Design companies were faced with spending a huge wad to upgrade the whole of its design department from Quark 4 to Quark 6 at once – rather than doing it piecemeal by department. Most of the larger companies simply switched to InDesign instead. But has Quark learned its lesson. Has it heck. Quark 7 can’t play along with anything below Quark 5.
Adobe seems to have taken a leaf out of Quark’s book and created InDesign CS3, which is only compatible with CS2. Sadly, most companies are still using CS1 (because of the Rosetta issue – everybody waited for CS3 and the Mac Pro to come out). So now companies are faced with having to upgrade the whole department to CS3 at once.
If Adobe and Quark could do one thing for design companies. It would be this: 'Sort out the backwards compatibility so a user of InDesign CS3 and Quark 7 can elect to create and work on documents that another user on CS1 or Quark 6'. Even if the users have to forgo a few features, they’ll be infinitely grateful. As will companies who get to migrate from CS1 to CS3 piecemeal – rather than all at once.

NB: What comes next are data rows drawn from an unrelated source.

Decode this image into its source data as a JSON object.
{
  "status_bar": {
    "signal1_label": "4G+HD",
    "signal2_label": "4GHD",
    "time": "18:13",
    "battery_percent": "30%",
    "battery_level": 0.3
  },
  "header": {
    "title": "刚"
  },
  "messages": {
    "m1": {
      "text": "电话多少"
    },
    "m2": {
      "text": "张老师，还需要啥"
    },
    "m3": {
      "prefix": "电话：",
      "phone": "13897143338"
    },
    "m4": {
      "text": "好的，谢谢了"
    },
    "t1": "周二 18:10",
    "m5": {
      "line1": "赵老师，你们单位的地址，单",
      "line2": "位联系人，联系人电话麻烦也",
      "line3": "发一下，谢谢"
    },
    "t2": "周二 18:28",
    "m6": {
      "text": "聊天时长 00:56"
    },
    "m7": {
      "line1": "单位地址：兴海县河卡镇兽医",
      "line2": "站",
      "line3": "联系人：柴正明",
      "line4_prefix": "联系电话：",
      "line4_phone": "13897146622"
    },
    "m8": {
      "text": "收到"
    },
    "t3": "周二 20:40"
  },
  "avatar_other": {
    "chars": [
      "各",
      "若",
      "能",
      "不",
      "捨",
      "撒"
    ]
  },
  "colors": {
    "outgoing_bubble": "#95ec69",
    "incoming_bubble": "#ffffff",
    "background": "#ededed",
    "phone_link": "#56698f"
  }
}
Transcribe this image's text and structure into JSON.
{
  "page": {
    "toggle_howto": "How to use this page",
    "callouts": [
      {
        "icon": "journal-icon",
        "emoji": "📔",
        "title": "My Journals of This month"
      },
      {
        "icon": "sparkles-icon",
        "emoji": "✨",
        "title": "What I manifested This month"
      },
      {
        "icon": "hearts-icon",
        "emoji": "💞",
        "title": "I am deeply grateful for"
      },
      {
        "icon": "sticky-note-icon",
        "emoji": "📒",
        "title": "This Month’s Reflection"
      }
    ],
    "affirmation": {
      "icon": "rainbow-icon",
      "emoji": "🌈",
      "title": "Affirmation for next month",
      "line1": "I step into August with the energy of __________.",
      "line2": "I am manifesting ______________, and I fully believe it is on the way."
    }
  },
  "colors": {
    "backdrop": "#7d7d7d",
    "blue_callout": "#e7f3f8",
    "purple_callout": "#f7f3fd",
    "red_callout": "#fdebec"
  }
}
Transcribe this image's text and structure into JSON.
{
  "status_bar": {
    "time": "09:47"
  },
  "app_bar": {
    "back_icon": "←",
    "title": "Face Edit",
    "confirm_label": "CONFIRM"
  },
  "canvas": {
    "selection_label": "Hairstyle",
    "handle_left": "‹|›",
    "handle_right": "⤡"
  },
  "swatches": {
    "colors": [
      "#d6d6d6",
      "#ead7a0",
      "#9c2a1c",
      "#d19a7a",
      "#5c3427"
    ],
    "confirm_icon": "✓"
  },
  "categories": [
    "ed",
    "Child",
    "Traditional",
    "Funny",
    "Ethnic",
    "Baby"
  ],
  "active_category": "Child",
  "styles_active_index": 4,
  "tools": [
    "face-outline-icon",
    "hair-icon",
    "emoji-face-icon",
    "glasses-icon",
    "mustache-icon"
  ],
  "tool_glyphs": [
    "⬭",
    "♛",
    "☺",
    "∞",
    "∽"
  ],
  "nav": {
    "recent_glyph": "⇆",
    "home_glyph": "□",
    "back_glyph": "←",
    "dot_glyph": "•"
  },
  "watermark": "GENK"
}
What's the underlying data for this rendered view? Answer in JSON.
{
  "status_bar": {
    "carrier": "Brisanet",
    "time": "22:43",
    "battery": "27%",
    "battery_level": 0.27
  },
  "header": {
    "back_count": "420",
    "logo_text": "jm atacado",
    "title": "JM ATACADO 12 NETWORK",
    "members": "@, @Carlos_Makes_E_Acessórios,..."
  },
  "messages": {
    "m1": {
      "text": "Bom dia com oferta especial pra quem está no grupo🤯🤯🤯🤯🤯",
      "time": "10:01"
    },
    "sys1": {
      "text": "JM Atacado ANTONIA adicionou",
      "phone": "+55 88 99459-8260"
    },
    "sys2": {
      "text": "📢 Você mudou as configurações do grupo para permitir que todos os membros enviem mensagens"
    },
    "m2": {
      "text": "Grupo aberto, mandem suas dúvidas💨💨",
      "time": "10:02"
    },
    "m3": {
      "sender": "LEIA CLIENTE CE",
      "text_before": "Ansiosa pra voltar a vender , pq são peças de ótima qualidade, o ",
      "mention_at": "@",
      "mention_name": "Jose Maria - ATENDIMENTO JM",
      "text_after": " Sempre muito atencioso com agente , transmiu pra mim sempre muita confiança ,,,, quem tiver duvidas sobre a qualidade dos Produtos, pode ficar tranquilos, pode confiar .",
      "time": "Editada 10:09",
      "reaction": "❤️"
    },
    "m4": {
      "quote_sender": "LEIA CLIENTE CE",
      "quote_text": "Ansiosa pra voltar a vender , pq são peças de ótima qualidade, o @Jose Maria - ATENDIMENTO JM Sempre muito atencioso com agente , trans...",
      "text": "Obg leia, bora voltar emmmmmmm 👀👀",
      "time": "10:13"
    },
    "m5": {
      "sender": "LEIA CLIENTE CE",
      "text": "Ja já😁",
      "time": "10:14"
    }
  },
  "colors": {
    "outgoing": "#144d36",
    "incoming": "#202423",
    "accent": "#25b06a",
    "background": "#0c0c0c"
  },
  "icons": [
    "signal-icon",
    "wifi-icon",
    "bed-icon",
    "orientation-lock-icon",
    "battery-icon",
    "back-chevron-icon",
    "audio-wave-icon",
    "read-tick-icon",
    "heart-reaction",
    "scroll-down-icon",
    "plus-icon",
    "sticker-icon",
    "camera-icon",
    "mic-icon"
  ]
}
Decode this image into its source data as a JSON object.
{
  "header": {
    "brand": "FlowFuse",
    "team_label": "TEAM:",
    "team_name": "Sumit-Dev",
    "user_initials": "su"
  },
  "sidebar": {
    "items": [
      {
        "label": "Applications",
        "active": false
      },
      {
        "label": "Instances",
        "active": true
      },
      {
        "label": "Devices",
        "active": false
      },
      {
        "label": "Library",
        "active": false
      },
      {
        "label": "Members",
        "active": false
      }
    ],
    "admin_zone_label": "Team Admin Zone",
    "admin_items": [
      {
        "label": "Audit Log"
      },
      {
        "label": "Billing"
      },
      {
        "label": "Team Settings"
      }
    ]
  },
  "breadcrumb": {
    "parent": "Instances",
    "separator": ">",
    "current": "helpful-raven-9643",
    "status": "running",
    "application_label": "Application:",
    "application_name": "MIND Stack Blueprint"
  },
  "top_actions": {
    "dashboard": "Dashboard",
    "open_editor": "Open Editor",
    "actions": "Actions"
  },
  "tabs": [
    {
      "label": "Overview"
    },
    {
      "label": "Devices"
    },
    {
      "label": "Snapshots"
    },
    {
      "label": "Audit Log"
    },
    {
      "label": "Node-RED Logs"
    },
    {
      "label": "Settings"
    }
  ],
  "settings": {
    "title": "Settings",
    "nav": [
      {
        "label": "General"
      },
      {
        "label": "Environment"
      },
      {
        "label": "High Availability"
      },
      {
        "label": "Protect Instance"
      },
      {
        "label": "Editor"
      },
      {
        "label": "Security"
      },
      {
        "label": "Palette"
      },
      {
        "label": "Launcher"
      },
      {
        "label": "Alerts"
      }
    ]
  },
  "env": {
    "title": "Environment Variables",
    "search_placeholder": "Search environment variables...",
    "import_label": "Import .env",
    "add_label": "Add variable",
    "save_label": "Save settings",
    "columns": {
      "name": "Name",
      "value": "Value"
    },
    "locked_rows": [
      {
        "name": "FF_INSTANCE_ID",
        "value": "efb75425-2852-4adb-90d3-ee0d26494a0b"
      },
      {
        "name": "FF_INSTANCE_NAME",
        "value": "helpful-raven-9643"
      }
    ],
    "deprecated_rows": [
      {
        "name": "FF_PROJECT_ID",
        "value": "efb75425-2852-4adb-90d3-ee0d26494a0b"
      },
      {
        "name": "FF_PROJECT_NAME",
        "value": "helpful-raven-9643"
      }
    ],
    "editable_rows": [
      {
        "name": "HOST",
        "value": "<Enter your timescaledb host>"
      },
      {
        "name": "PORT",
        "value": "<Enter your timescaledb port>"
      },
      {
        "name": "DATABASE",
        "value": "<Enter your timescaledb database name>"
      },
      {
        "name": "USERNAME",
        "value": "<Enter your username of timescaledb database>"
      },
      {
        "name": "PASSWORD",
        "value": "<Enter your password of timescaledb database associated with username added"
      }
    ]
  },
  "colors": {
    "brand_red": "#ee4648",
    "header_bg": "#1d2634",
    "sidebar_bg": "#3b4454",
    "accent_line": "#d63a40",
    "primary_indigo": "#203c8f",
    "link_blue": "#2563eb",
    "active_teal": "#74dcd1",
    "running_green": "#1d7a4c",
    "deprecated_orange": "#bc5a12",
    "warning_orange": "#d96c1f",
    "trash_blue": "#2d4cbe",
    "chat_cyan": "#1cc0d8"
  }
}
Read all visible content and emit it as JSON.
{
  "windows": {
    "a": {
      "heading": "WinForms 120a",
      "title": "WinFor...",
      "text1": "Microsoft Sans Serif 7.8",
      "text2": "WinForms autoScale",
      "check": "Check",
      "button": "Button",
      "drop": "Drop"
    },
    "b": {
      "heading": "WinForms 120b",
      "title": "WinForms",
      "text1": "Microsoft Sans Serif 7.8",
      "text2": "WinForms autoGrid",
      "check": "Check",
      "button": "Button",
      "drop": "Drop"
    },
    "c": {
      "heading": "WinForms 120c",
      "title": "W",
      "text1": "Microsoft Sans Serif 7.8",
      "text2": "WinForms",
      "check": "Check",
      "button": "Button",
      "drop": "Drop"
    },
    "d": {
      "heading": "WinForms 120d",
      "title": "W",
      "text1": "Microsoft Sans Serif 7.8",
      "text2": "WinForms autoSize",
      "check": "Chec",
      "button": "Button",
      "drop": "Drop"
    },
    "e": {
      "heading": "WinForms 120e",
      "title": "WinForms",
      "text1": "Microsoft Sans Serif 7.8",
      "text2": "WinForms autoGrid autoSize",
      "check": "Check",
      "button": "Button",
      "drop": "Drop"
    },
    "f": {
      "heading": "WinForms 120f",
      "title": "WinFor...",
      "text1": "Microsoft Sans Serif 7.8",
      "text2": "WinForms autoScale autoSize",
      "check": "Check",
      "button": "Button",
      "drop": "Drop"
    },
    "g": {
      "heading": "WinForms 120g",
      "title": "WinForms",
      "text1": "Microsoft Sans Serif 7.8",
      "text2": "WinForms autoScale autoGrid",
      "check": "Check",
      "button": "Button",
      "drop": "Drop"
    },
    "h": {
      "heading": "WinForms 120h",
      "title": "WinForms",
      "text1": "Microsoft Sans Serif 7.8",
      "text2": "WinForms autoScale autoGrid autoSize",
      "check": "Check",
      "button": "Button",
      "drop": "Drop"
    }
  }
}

Here’s an open message to both Quark and Adobe. There’s no better way to get companies to spend ‘nothing’ by giving them the choice between spending either ‘a fortune’ or ‘nothing’.